Should we remain vigilant?

Charles Russo and I warned at the start of the pandemic that we ought to ‘retain[] more than a passing interest in the ways in which governments restrict fundamental freedoms like religious freedom, and the justifications they offer for doing so.’ Our reason: because that was merely a first step towards limiting other personal freedoms as part of controlling the spread of COVID-19. That objective is, of course, an entirely justifiable reason for limiting fundamental human rights. But the justifiability of these limitations does not obviate the need to ensure that what is justifiable now does not become unjustifiable in the future.

QR Code contact tracing and vaccine travel passports may seem a small price to pay when the pandemic rages. We must not allow our attention to be diverted from this fact by the very real threat of the pandemic for our health. Yet both raise serious human rights concerns in the long term. This is particularly so for those of us living in Australia, where we enjoy no comprehensive constitutional human rights protections which would otherwise allow for the courts to balance the competing individual freedom and public health interests. But the question remains the same for people everywhere: Does COVID-19 overreach remain a threat to our human rights? The answer is clear: it does. We must remain vigilant. ♦


Paul T. Babie is ALS Professor of Property Law, Adelaide Law School, The University of Adelaide, Australia.


Recommended Citation

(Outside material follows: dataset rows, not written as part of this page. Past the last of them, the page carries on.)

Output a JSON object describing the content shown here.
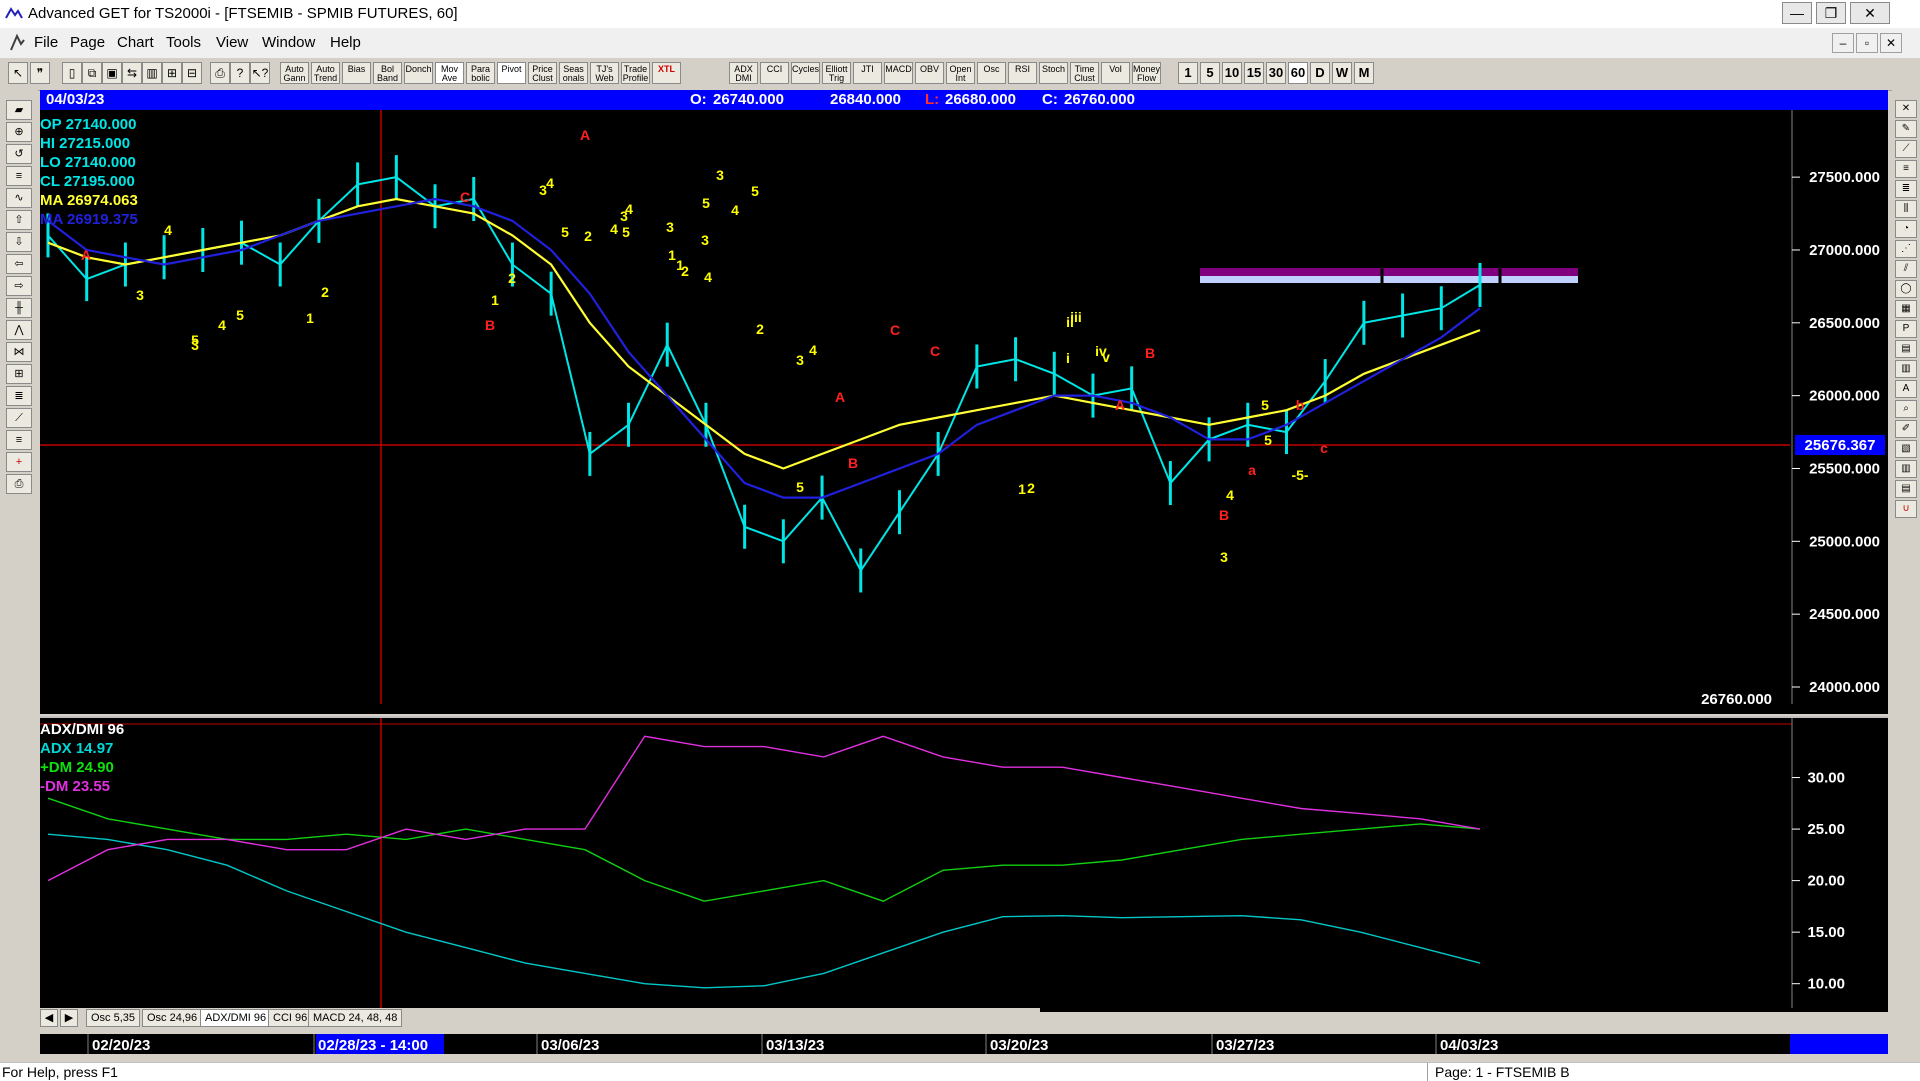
{
  "window": {
    "title": "Advanced GET for TS2000i - [FTSEMIB - SPMIB FUTURES, 60]",
    "controls": {
      "minimize": "—",
      "maximize": "❐",
      "close": "✕"
    }
  },
  "menu": {
    "items": [
      "File",
      "Page",
      "Chart",
      "Tools",
      "View",
      "Window",
      "Help"
    ],
    "mdi_controls": [
      "–",
      "▫",
      "✕"
    ]
  },
  "toolbar": {
    "study_buttons": [
      "Auto Gann",
      "Auto Trend",
      "Bias",
      "Bol Band",
      "Donch",
      "Mov Ave",
      "Para bolic",
      "Pivot",
      "Price Clust",
      "Seas onals",
      "TJ's Web",
      "Trade Profile",
      "XTL",
      "ADX DMI",
      "CCI",
      "Cycles",
      "Elliott Trig",
      "JTI",
      "MACD",
      "OBV",
      "Open Int",
      "Osc",
      "RSI",
      "Stoch",
      "Time Clust",
      "Vol",
      "Money Flow"
    ],
    "intervals": [
      "1",
      "5",
      "10",
      "15",
      "30",
      "60",
      "D",
      "W",
      "M"
    ],
    "active_interval": "60"
  },
  "header": {
    "date": "04/03/23",
    "open_label": "O:",
    "open": "26740.000",
    "high": "26840.000",
    "low_label": "L:",
    "low": "26680.000",
    "close_label": "C:",
    "close": "26760.000"
  },
  "legend": {
    "op": "OP  27140.000",
    "hi": "HI   27215.000",
    "lo": "LO  27140.000",
    "cl": "CL  27195.000",
    "ma1": "MA  26974.063",
    "ma2": "MA  26919.375"
  },
  "colors": {
    "price": "#00e5e5",
    "ma_fast": "#ffff33",
    "ma_slow": "#2020dd",
    "wave_yellow": "#ffff00",
    "wave_red": "#ff2020",
    "adx": "#00c8c8",
    "plus_dm": "#10d010",
    "minus_dm": "#e030e0",
    "highlight": "#0000ff"
  },
  "price_axis": {
    "ticks": [
      "27500.000",
      "27000.000",
      "26500.000",
      "26000.000",
      "25500.000",
      "25000.000",
      "24500.000",
      "24000.000"
    ],
    "current": "25676.367",
    "last_close": "26760.000"
  },
  "indicator": {
    "title": "ADX/DMI 96",
    "adx": "ADX 14.97",
    "plus_dm": "+DM 24.90",
    "minus_dm": "-DM  23.55",
    "ticks": [
      "30.00",
      "25.00",
      "20.00",
      "15.00",
      "10.00"
    ]
  },
  "chart_data": {
    "type": "line",
    "ylim": [
      24000,
      27700
    ],
    "x": [
      "02/20/23",
      "02/28/23 - 14:00",
      "03/06/23",
      "03/13/23",
      "03/20/23",
      "03/27/23",
      "04/03/23"
    ],
    "series": [
      {
        "values": [
          27100,
          26800,
          26900,
          26950,
          27000,
          27050,
          26900,
          27200,
          27450,
          27500,
          27300,
          27350,
          26900,
          26700,
          25600,
          25800,
          26350,
          25800,
          25100,
          25000,
          25300,
          24800,
          25200,
          25600,
          26200,
          26250,
          26150,
          26000,
          26050,
          25400,
          25700,
          25800,
          25750,
          26100,
          26500,
          26550,
          26600,
          26760
        ]
      },
      {
        "values": [
          27050,
          26950,
          26900,
          26950,
          27000,
          27050,
          27100,
          27200,
          27300,
          27350,
          27300,
          27250,
          27100,
          26900,
          26500,
          26200,
          26000,
          25800,
          25600,
          25500,
          25600,
          25700,
          25800,
          25850,
          25900,
          25950,
          26000,
          25950,
          25900,
          25850,
          25800,
          25850,
          25900,
          26000,
          26150,
          26250,
          26350,
          26450
        ]
      },
      {
        "values": [
          27200,
          27000,
          26950,
          26900,
          26950,
          27000,
          27100,
          27200,
          27250,
          27300,
          27350,
          27300,
          27200,
          27000,
          26700,
          26300,
          26000,
          25700,
          25400,
          25300,
          25300,
          25400,
          25500,
          25600,
          25800,
          25900,
          26000,
          26000,
          25950,
          25850,
          25700,
          25700,
          25800,
          25950,
          26100,
          26250,
          26400,
          26600
        ]
      }
    ]
  },
  "indicator_data": {
    "type": "line",
    "ylim": [
      9,
      35
    ],
    "series": [
      {
        "values": [
          24.5,
          24,
          23,
          21.5,
          19,
          17,
          15,
          13.5,
          12,
          11,
          10,
          9.6,
          9.8,
          11,
          13,
          15,
          16.5,
          16.6,
          16.4,
          16.5,
          16.6,
          16.2,
          15,
          13.5,
          12
        ]
      },
      {
        "values": [
          28,
          26,
          25,
          24,
          24,
          24.5,
          24,
          25,
          24,
          23,
          20,
          18,
          19,
          20,
          18,
          21,
          21.5,
          21.5,
          22,
          23,
          24,
          24.5,
          25,
          25.5,
          25
        ]
      },
      {
        "values": [
          20,
          23,
          24,
          24,
          23,
          23,
          25,
          24,
          25,
          25,
          34,
          33,
          33,
          32,
          34,
          32,
          31,
          31,
          30,
          29,
          28,
          27,
          26.5,
          26,
          25
        ]
      }
    ]
  },
  "time_axis": {
    "labels": [
      "02/20/23",
      "02/28/23 - 14:00",
      "03/06/23",
      "03/13/23",
      "03/20/23",
      "03/27/23",
      "04/03/23"
    ]
  },
  "panel_tabs": [
    "Osc 5,35",
    "Osc 24,96",
    "ADX/DMI 96",
    "CCI 96",
    "MACD 24, 48, 48"
  ],
  "active_panel_tab": "ADX/DMI 96",
  "status": {
    "left": "For Help, press F1",
    "right": "Page: 1 - FTSEMIB B"
  },
  "waves": {
    "yellow": [
      "3",
      "4",
      "5",
      "3",
      "4",
      "5",
      "1",
      "2",
      "1",
      "2",
      "3",
      "4",
      "5",
      "2",
      "4",
      "3",
      "4",
      "5",
      "3",
      "1",
      "2",
      "5",
      "4",
      "3",
      "4",
      "5",
      "3",
      "1",
      "2",
      "3",
      "4",
      "5",
      "1",
      "2",
      "i",
      "ii",
      "iii",
      "iv",
      "v",
      "3",
      "4",
      "5",
      "5",
      "-5-"
    ],
    "red": [
      "A",
      "C",
      "A",
      "B",
      "C",
      "A",
      "B",
      "C",
      "A",
      "B",
      "B",
      "a",
      "b",
      "c"
    ]
  }
}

Babie, Paul T. “The Global Pandemic and Government ‘COVID-19 Overreach.’” Canopy Forum, April 1, 2021. https://canopyforum.org/2021/04/01/the-global-pandemic-and-government-covid-19-overreach/